Task directions =
Print the line containing "Convert this screenshot" and every line after it exactly as written, through the end of the records.

Extracted information =

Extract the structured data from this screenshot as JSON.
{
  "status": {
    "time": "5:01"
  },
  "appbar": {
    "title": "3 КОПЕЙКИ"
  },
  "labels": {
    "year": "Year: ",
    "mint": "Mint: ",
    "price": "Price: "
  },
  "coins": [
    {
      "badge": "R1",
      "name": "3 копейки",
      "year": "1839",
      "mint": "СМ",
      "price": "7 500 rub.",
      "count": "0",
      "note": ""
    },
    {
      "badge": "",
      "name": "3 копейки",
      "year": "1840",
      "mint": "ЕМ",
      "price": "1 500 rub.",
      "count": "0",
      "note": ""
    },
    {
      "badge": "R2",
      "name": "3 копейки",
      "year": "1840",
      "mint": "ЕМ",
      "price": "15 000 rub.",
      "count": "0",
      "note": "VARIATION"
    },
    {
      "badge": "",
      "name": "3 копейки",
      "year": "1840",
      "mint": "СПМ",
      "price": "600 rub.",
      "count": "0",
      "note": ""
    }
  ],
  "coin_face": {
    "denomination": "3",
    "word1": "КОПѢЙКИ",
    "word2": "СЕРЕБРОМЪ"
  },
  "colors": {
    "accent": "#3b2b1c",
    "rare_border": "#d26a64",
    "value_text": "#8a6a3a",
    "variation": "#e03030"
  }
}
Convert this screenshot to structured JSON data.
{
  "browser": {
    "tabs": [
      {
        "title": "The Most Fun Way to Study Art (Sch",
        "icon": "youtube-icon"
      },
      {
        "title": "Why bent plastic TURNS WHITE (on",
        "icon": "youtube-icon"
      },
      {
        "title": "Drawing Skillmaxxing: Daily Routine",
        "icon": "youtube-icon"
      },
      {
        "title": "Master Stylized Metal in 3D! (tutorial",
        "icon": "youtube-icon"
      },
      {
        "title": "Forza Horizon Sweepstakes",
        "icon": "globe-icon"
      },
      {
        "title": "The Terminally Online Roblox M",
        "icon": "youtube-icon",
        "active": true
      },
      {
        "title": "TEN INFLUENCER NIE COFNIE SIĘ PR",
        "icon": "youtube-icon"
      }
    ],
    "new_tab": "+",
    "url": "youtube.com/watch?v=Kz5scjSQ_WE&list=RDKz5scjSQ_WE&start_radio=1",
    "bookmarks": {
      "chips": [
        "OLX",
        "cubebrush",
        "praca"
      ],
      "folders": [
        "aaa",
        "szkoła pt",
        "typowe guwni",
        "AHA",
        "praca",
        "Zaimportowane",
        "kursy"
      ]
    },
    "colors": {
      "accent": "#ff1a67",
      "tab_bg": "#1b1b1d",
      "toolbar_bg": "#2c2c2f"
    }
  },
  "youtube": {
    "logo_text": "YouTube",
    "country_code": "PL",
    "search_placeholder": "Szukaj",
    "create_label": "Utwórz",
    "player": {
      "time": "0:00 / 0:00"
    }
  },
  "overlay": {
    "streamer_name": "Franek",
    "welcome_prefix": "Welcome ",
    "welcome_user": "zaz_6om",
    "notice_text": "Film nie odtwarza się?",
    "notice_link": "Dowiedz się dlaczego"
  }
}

Task solution =
Convert this screenshot to structured JSON data.
{
  "browser": {
    "tabs": [
      {
        "title": "The Most Fun Way to Study Art (Sch",
        "icon": "youtube-icon"
      },
      {
        "title": "Why bent plastic TURNS WHITE (on",
        "icon": "youtube-icon"
      },
      {
        "title": "Drawing Skillmaxxing: Daily Routine",
        "icon": "youtube-icon"
      },
      {
        "title": "Master Stylized Metal in 3D! (tutorial",
        "icon": "youtube-icon"
      },
      {
        "title": "Forza Horizon Sweepstakes",
        "icon": "globe-icon"
      },
      {
        "title": "The Terminally Online Roblox M",
        "icon": "youtube-icon",
        "active": true
      },
      {
        "title": "TEN INFLUENCER NIE COFNIE SIĘ PR",
        "icon": "youtube-icon"
      }
    ],
    "new_tab": "+",
    "url": "youtube.com/watch?v=Kz5scjSQ_WE&list=RDKz5scjSQ_WE&start_radio=1",
    "bookmarks": {
      "chips": [
        "OLX",
        "cubebrush",
        "praca"
      ],
      "folders": [
        "aaa",
        "szkoła pt",
        "typowe guwni",
        "AHA",
        "praca",
        "Zaimportowane",
        "kursy"
      ]
    },
    "colors": {
      "accent": "#ff1a67",
      "tab_bg": "#1b1b1d",
      "toolbar_bg": "#2c2c2f"
    }
  },
  "youtube": {
    "logo_text": "YouTube",
    "country_code": "PL",
    "search_placeholder": "Szukaj",
    "create_label": "Utwórz",
    "player": {
      "time": "0:00 / 0:00"
    }
  },
  "overlay": {
    "streamer_name": "Franek",
    "welcome_prefix": "Welcome ",
    "welcome_user": "zaz_6om",
    "notice_text": "Film nie odtwarza się?",
    "notice_link": "Dowiedz się dlaczego"
  }
}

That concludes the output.